_WORK TASK_
Show all lines from the material that carry the word "مسعود".
********************
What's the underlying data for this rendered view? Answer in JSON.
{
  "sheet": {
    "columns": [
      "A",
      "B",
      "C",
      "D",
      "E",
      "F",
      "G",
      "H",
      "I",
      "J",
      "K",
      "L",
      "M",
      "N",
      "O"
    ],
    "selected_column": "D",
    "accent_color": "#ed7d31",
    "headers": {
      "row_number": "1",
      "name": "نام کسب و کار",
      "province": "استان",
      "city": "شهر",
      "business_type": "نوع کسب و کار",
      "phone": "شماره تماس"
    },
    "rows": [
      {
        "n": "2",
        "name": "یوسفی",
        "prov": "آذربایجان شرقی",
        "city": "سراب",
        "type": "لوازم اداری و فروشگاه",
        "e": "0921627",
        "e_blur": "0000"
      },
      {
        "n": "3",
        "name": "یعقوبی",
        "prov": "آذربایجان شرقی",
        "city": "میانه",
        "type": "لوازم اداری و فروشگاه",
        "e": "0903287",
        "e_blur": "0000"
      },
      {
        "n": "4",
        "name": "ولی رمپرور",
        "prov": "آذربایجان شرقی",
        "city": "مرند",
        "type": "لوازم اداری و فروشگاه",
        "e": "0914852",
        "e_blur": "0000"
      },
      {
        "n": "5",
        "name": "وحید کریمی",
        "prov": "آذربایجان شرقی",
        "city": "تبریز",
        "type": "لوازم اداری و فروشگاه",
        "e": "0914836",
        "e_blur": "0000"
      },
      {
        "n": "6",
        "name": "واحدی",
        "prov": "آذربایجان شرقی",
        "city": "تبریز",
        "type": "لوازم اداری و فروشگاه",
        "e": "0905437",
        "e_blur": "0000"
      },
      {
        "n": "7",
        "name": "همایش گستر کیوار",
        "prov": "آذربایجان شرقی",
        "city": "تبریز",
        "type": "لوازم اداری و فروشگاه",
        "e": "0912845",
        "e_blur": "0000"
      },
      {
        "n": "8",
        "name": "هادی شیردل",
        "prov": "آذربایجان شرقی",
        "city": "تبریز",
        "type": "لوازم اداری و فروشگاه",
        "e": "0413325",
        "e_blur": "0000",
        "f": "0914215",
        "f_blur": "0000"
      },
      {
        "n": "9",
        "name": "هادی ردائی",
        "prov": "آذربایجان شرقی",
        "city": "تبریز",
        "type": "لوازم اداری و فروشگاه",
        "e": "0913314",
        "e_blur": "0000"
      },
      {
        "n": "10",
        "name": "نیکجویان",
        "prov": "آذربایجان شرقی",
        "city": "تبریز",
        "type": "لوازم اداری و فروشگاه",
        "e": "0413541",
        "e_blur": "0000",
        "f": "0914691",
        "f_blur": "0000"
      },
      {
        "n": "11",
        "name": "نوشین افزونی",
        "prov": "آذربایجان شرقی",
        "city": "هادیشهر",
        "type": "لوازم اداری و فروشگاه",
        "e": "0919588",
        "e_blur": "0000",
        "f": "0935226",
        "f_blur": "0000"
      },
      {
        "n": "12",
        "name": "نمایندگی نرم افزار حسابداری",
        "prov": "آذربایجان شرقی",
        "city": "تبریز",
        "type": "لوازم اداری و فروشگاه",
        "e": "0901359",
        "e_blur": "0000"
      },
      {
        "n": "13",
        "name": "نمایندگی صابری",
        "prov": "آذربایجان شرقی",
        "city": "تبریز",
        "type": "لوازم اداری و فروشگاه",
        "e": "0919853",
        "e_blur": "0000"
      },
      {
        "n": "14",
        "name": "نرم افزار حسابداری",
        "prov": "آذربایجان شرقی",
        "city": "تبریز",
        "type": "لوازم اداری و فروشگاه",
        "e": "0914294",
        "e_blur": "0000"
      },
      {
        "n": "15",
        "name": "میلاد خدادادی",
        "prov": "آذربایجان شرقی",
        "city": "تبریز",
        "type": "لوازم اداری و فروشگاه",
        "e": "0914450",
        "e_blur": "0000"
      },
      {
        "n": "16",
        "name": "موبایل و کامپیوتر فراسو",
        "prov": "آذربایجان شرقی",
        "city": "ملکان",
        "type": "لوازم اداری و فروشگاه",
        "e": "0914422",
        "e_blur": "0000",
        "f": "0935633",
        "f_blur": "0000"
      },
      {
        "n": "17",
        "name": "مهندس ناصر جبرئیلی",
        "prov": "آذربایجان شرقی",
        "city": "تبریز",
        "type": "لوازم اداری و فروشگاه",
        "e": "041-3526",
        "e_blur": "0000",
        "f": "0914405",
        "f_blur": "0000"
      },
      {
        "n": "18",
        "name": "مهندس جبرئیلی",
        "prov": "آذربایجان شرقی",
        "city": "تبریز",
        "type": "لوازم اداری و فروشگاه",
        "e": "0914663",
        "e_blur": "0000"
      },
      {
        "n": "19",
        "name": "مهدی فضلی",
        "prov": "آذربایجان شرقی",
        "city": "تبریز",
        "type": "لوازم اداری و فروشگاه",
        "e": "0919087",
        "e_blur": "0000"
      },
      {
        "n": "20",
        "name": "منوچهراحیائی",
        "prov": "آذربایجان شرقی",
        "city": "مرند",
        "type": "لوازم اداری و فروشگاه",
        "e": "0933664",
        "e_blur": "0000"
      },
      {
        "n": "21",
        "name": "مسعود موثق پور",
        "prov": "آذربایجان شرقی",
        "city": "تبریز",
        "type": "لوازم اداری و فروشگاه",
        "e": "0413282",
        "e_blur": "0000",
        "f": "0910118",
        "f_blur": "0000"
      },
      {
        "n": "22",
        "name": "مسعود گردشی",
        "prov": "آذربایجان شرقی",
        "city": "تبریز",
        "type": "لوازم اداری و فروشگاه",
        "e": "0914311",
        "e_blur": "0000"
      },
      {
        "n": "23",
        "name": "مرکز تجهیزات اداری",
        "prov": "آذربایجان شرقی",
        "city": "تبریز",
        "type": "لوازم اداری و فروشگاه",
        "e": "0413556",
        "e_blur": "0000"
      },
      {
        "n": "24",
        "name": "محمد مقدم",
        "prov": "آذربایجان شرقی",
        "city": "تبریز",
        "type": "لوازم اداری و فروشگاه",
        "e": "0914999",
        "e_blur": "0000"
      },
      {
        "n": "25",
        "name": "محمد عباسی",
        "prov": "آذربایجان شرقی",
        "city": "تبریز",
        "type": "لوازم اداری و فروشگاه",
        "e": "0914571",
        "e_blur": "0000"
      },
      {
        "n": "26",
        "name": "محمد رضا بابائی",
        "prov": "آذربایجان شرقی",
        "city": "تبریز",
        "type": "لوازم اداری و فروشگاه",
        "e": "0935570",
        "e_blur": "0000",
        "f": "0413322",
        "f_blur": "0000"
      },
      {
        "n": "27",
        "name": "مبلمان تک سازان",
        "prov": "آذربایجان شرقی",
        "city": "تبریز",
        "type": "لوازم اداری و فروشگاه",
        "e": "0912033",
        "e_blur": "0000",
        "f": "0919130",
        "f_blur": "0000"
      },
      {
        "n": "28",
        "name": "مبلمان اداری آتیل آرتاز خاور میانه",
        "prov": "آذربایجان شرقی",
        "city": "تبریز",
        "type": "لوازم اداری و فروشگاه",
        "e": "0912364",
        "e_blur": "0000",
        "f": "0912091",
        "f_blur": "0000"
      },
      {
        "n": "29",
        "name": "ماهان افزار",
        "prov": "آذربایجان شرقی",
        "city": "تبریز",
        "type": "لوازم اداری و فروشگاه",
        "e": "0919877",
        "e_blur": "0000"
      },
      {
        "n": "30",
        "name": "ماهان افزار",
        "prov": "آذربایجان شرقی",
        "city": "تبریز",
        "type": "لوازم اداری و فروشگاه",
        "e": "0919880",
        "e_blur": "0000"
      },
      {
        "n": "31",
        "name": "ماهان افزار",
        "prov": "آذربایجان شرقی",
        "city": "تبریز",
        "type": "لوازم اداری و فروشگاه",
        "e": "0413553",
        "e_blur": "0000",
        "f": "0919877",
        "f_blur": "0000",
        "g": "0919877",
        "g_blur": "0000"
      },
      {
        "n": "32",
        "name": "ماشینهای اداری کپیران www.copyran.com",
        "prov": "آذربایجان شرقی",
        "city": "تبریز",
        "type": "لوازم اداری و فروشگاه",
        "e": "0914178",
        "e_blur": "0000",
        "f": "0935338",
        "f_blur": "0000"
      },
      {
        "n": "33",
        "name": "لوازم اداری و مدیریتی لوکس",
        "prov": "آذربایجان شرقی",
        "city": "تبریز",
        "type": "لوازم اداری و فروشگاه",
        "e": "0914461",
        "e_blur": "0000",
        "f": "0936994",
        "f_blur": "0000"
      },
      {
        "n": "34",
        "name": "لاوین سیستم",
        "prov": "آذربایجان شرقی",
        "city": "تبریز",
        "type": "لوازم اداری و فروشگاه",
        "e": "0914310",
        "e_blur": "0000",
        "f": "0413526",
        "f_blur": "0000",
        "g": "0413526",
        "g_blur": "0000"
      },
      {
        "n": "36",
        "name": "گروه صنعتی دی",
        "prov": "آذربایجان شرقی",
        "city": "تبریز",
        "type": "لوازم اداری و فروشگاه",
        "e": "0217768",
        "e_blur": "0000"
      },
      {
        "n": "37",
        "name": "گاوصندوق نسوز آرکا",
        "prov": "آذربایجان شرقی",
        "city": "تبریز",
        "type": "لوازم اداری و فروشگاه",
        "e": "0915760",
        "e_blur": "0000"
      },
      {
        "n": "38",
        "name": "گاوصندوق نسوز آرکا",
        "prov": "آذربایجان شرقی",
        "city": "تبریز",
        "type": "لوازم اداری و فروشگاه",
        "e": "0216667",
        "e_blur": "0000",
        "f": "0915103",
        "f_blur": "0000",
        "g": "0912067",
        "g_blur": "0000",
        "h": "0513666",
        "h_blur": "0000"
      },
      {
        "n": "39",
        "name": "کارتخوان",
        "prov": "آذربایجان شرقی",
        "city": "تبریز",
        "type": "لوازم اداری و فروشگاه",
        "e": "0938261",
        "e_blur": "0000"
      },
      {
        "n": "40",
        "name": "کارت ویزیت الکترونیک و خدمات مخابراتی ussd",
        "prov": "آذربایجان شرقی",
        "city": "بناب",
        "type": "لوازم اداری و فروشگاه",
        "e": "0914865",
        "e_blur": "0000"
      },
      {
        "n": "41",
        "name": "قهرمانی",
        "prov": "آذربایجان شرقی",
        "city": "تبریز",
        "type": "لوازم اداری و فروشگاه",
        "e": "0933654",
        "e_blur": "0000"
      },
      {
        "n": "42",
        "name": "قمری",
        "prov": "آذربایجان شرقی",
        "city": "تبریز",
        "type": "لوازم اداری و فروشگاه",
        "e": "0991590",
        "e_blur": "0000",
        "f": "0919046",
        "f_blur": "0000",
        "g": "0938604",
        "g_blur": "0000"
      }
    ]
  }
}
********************
_COMPLETED EXERCISE_
        "name": "مسعود موثق پور",
        "name": "مسعود گردشی",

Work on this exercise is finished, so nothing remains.